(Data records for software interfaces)
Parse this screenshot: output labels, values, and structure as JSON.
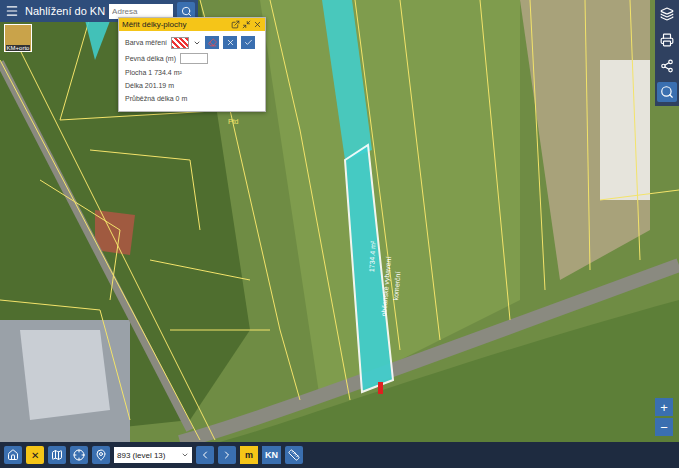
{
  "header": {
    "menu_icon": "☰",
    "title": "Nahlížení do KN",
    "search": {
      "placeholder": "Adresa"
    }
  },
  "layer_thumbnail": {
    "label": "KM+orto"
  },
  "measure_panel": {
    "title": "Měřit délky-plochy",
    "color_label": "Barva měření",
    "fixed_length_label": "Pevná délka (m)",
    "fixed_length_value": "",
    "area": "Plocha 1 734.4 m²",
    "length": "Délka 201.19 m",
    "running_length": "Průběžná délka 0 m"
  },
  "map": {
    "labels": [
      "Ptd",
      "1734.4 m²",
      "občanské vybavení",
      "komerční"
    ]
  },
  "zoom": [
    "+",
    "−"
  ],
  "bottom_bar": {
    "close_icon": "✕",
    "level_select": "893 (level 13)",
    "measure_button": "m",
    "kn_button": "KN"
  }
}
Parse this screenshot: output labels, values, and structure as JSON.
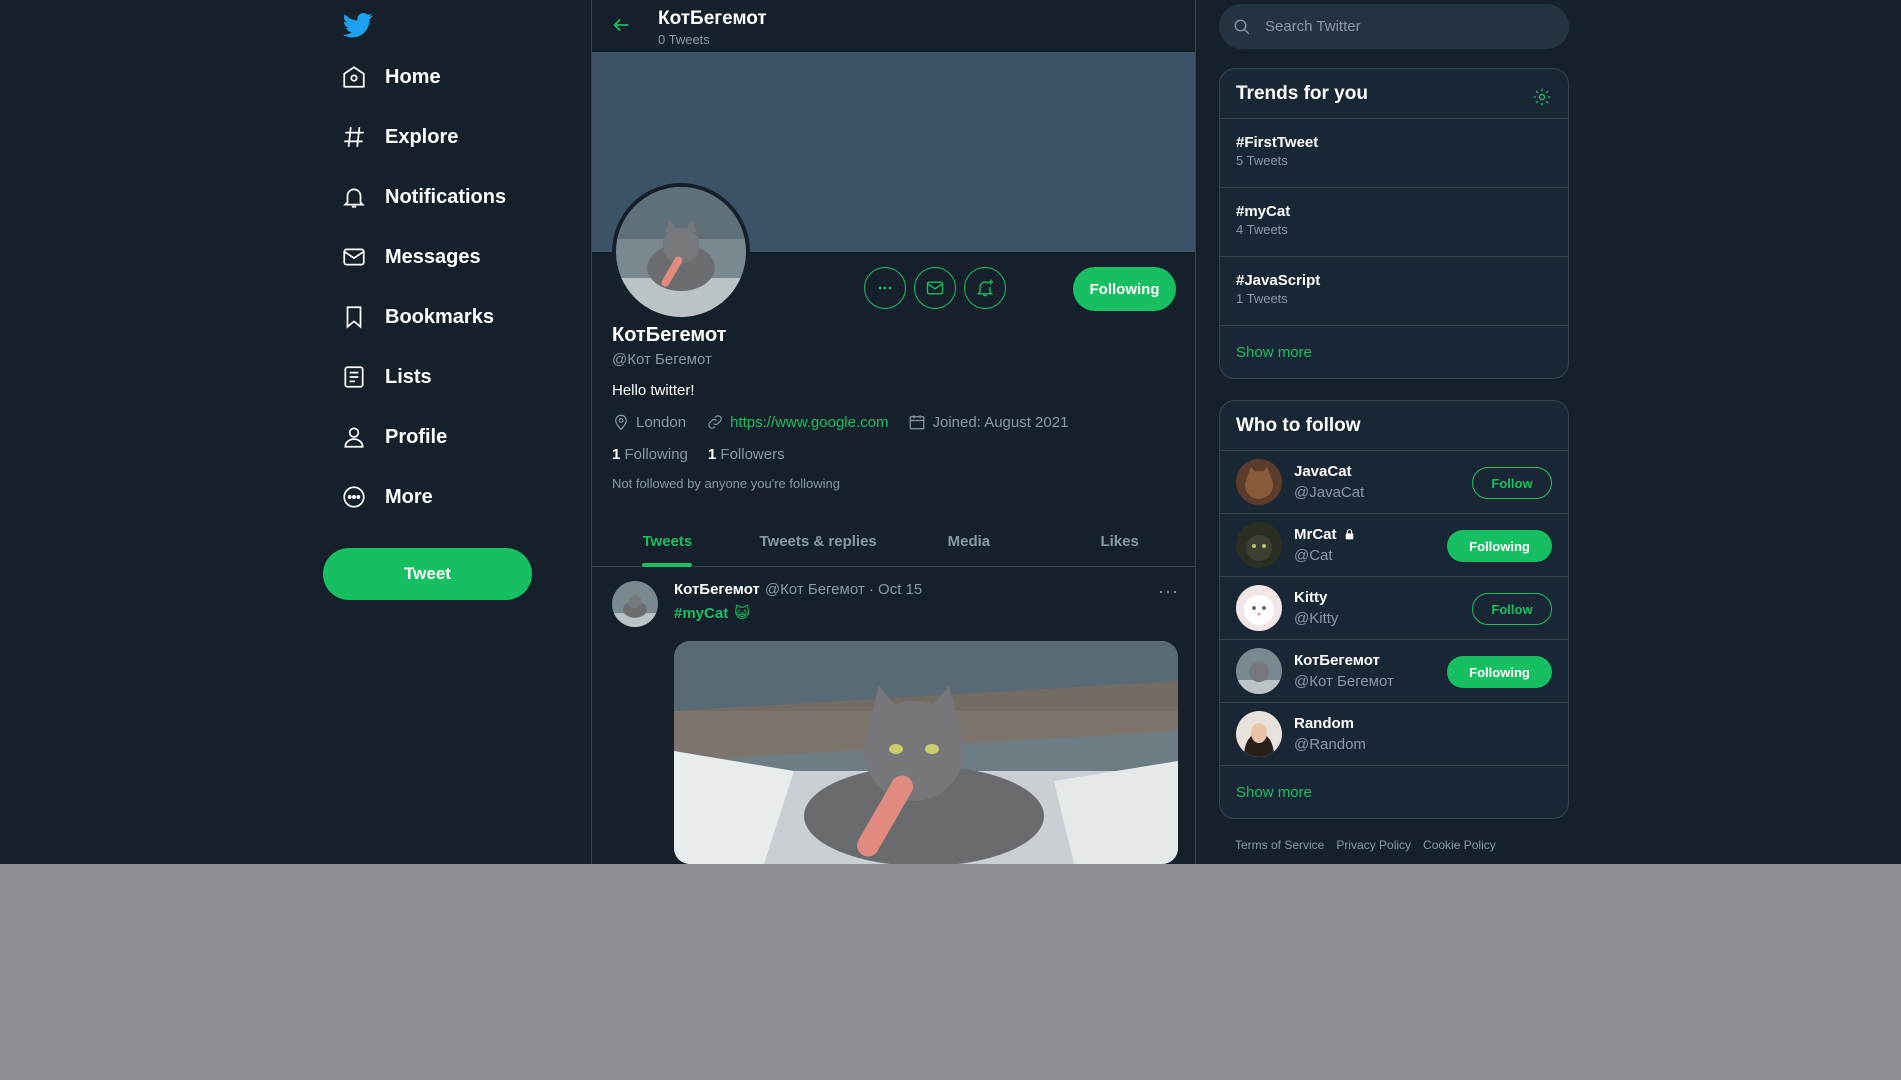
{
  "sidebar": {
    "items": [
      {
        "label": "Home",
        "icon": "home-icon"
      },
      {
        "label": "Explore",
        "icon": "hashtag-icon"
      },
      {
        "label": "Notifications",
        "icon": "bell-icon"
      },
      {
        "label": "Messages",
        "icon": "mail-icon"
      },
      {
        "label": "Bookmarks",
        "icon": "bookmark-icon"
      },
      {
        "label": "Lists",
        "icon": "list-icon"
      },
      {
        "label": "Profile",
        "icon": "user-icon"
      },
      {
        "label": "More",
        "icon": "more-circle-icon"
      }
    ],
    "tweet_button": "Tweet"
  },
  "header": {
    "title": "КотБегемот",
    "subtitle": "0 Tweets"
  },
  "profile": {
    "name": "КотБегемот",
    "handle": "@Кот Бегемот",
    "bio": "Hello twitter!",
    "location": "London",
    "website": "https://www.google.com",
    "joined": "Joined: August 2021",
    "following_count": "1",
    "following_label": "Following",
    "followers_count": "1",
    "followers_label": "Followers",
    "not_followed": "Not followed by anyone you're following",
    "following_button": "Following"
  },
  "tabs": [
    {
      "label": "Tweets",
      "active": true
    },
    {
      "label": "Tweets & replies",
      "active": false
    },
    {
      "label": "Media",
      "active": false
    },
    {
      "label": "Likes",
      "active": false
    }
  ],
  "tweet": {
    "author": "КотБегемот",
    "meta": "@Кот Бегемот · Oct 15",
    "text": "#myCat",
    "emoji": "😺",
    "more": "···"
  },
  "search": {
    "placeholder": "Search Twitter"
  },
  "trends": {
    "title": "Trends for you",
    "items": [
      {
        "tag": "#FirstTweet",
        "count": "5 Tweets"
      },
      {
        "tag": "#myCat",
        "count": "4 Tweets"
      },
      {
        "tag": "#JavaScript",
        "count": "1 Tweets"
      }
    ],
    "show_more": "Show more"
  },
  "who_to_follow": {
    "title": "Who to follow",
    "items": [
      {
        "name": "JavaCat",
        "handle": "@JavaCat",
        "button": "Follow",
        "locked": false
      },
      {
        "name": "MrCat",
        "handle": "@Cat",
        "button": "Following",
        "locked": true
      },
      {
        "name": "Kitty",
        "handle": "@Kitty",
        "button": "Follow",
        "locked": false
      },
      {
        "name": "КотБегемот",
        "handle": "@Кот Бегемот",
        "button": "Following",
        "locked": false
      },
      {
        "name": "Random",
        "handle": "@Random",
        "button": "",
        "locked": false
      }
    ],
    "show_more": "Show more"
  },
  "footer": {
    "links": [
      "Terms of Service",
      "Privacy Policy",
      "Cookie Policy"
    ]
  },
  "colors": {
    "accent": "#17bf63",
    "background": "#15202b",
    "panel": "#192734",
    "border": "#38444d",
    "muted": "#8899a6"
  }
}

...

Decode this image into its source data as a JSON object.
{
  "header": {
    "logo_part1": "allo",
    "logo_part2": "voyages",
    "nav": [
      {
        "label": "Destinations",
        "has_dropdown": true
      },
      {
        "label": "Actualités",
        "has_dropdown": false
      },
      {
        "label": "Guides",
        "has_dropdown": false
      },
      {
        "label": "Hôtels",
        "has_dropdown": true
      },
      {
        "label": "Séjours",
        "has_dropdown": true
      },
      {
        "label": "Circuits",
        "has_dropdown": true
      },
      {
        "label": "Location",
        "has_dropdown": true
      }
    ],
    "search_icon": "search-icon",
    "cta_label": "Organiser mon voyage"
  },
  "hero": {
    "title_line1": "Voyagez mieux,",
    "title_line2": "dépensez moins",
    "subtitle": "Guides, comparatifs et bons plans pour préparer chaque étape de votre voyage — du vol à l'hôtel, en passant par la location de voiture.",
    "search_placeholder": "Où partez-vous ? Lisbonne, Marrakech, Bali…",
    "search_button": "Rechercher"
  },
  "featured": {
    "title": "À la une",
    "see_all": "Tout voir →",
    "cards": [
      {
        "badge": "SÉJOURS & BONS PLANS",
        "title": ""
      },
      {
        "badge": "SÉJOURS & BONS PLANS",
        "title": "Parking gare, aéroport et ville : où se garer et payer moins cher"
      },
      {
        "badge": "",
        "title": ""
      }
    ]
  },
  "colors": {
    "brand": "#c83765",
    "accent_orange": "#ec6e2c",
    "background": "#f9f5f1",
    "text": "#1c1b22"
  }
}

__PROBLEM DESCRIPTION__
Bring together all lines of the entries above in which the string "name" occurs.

__ANSWER TO THIS TASK__
    "name": "КотБегемот",
        "name": "JavaCat",
        "name": "MrCat",
        "name": "Kitty",
        "name": "КотБегемот",
        "name": "Random",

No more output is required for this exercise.